* **Source records**:
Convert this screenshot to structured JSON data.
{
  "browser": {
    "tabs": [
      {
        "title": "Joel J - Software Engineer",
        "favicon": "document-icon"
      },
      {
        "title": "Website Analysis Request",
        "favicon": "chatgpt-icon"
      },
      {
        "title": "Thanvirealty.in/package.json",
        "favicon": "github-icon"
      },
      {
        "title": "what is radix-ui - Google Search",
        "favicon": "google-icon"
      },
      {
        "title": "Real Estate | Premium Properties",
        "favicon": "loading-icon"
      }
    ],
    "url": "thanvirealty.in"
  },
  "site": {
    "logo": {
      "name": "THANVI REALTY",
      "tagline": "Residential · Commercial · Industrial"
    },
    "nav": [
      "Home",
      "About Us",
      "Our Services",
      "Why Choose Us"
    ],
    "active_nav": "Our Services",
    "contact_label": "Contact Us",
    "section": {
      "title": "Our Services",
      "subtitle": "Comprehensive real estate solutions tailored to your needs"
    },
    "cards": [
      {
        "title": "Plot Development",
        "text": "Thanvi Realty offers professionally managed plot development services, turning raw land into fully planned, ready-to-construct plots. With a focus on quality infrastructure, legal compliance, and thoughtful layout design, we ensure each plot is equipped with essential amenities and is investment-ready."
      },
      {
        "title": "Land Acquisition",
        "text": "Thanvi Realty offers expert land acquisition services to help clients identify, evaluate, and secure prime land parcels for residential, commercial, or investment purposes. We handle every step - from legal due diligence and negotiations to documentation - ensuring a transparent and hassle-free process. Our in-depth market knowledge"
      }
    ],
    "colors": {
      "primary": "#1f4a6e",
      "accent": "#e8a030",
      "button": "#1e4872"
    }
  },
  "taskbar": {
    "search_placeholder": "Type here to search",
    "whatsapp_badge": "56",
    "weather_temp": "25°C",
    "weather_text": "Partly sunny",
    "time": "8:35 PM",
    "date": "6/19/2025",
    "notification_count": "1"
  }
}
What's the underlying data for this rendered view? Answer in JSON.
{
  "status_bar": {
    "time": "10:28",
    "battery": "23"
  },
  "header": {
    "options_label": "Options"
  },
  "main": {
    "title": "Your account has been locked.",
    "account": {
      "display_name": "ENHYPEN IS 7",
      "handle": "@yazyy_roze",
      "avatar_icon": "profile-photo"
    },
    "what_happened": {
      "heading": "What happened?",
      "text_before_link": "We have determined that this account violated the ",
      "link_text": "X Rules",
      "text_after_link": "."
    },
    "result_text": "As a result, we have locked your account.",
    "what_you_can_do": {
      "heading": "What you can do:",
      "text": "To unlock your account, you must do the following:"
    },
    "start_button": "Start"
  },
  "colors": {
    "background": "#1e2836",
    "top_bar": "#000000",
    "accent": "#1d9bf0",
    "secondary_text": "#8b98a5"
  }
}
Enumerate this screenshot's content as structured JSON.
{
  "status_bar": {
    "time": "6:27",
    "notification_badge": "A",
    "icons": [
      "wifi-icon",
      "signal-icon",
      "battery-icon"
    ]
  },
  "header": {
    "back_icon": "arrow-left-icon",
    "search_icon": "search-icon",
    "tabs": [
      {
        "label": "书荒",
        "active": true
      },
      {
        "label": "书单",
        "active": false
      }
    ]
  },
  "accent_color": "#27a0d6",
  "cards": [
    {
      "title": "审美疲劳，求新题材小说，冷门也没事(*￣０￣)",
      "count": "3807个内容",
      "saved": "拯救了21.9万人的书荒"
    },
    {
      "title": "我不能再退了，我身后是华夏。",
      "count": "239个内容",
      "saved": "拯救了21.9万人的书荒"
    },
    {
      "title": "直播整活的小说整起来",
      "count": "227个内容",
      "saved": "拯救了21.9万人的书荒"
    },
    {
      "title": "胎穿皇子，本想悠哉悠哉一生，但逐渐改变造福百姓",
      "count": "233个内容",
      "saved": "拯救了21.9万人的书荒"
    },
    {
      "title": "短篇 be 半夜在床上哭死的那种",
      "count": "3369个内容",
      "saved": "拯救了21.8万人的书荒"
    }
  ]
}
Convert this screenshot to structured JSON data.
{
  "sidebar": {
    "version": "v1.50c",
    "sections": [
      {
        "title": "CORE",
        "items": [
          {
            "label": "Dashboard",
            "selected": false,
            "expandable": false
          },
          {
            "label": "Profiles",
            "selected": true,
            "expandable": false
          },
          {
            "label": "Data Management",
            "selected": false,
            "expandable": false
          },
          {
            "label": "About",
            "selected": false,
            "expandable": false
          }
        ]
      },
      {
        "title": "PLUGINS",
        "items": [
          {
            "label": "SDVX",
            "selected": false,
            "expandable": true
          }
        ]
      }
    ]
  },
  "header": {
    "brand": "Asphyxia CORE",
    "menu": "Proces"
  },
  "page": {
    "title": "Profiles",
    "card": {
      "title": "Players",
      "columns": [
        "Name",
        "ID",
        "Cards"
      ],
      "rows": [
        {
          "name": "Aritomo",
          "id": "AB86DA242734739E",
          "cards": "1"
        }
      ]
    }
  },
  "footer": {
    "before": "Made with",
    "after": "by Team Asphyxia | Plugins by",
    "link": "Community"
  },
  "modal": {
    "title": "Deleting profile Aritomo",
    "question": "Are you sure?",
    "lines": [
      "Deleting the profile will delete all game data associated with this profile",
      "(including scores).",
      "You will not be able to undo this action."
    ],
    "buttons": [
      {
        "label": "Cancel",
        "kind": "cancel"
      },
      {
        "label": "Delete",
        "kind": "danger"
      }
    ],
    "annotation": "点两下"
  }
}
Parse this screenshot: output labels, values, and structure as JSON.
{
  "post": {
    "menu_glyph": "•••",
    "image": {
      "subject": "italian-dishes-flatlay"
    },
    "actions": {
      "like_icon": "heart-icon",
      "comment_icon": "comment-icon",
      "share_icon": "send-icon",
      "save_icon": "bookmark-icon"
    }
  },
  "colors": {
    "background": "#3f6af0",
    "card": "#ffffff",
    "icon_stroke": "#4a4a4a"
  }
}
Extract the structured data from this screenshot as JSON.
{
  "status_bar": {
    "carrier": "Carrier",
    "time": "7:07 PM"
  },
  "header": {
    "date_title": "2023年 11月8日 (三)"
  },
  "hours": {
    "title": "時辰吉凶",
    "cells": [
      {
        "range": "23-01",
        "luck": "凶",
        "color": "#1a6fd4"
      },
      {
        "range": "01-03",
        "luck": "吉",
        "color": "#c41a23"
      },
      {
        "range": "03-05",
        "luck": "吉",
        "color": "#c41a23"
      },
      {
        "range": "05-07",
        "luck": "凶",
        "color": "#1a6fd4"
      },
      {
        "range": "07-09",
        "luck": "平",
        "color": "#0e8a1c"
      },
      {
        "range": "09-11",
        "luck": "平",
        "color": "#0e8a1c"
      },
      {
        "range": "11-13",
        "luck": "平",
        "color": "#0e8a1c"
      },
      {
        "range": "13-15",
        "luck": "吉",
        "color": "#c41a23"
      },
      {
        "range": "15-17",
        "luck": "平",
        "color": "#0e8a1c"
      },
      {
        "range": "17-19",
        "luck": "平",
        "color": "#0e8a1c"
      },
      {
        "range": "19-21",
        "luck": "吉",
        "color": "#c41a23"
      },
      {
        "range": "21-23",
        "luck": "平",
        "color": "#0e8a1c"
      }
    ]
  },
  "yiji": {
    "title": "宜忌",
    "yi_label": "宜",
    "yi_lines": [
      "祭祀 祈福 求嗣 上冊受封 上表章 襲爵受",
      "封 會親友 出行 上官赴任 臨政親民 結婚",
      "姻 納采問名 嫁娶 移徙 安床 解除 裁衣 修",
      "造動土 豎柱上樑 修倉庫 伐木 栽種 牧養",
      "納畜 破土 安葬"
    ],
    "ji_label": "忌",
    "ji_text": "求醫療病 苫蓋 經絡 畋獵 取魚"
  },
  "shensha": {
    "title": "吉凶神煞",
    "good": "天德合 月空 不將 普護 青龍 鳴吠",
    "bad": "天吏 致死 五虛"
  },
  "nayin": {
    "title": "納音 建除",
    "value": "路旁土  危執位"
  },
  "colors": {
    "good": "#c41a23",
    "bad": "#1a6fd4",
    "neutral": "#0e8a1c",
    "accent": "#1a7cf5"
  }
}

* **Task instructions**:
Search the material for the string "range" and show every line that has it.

* **Solution to the exercise**:
        "range": "23-01",
        "range": "01-03",
        "range": "03-05",
        "range": "05-07",
        "range": "07-09",
        "range": "09-11",
        "range": "11-13",
        "range": "13-15",
        "range": "15-17",
        "range": "17-19",
        "range": "19-21",
        "range": "21-23",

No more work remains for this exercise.